*** Supplied records ***
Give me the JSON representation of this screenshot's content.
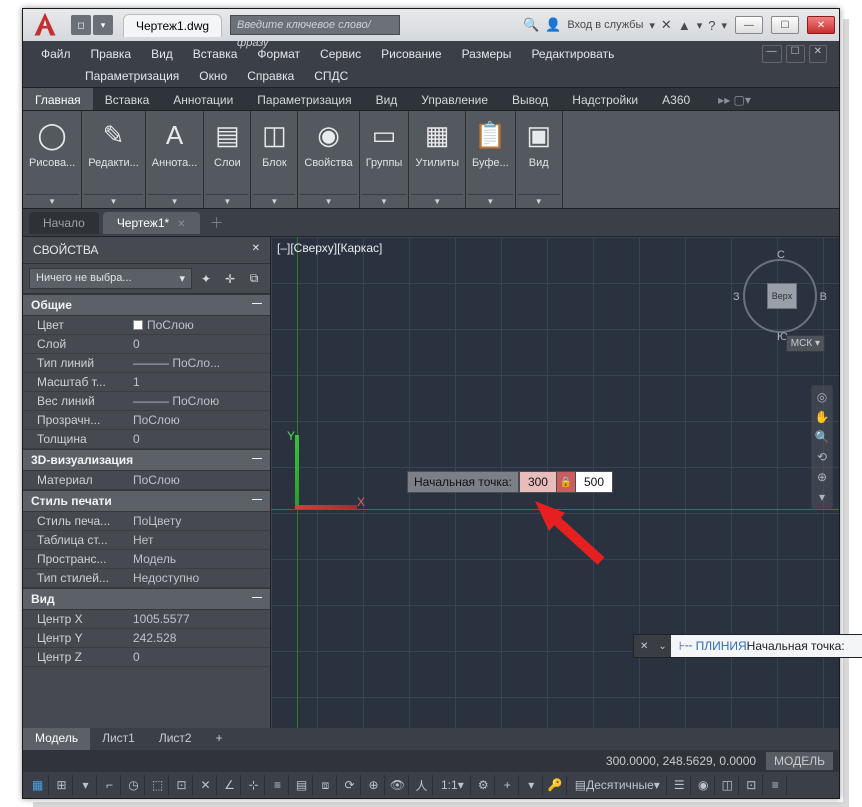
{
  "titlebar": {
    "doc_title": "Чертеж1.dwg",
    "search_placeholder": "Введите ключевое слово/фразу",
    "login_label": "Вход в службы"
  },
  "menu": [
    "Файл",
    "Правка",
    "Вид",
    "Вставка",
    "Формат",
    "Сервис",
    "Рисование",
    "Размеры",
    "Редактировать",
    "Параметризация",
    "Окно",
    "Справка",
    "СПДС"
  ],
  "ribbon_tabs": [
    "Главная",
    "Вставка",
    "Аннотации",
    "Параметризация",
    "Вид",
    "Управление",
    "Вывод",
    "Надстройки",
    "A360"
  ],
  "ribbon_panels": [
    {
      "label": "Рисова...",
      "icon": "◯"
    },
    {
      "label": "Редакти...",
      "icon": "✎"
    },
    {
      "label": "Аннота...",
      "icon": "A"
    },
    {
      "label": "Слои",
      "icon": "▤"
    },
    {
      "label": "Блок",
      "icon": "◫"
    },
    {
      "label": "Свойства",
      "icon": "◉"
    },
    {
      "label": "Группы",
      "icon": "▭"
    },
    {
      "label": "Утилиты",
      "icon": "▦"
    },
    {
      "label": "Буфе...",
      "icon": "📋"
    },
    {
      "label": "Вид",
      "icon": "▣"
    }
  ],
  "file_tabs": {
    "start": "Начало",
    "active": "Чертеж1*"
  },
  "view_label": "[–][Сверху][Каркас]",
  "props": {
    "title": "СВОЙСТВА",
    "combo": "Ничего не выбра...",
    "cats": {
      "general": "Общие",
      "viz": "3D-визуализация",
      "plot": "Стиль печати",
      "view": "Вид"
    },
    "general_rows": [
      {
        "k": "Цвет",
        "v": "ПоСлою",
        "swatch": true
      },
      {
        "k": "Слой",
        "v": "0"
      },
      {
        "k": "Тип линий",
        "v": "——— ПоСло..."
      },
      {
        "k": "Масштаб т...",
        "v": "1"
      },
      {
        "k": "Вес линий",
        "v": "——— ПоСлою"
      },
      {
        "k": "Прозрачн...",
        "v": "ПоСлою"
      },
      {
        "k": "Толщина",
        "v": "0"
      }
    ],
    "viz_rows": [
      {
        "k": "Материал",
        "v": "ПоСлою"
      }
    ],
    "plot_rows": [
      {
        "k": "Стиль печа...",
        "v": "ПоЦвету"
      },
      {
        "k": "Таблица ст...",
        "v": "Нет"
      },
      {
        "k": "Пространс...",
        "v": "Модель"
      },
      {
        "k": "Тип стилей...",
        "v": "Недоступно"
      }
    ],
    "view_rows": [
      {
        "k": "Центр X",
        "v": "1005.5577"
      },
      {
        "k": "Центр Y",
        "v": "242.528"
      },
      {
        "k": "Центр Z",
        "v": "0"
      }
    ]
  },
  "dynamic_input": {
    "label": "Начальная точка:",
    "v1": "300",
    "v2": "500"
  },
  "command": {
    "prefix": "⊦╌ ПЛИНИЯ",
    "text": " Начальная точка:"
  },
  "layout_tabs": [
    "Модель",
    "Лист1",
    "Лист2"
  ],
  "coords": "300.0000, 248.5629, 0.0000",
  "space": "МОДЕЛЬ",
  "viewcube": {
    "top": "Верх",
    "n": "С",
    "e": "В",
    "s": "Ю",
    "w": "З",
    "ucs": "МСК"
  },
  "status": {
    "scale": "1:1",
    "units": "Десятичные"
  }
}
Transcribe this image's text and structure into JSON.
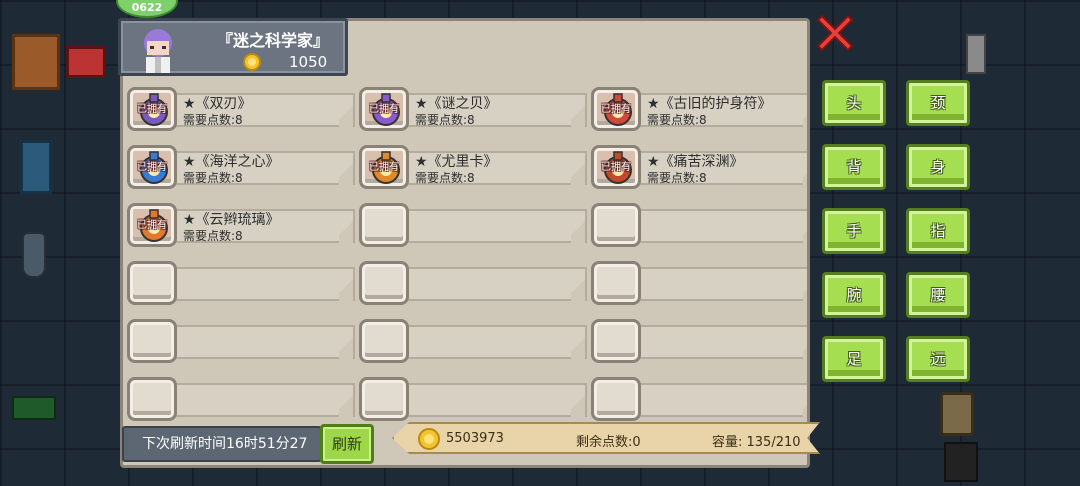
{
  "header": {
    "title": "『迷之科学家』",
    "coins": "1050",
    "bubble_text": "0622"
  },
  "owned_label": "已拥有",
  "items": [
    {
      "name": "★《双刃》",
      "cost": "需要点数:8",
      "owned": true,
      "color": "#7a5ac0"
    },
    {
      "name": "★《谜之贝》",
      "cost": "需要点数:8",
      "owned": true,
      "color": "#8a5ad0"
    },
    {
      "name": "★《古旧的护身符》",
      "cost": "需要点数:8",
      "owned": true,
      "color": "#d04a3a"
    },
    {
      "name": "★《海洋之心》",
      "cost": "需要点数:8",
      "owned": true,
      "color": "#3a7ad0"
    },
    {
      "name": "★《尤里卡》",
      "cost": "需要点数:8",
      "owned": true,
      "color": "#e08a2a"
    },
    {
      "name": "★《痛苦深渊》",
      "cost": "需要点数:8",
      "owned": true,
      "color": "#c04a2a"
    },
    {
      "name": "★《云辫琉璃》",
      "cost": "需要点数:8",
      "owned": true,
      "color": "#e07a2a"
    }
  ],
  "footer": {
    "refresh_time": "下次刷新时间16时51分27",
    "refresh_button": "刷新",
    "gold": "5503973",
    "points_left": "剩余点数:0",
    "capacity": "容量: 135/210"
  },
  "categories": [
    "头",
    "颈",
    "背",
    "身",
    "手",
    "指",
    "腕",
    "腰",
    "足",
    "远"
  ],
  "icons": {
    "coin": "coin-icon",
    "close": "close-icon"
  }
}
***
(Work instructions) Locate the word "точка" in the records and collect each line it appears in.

(Response to the task)
    "label": "Начальная точка:",
    "text": " Начальная точка:"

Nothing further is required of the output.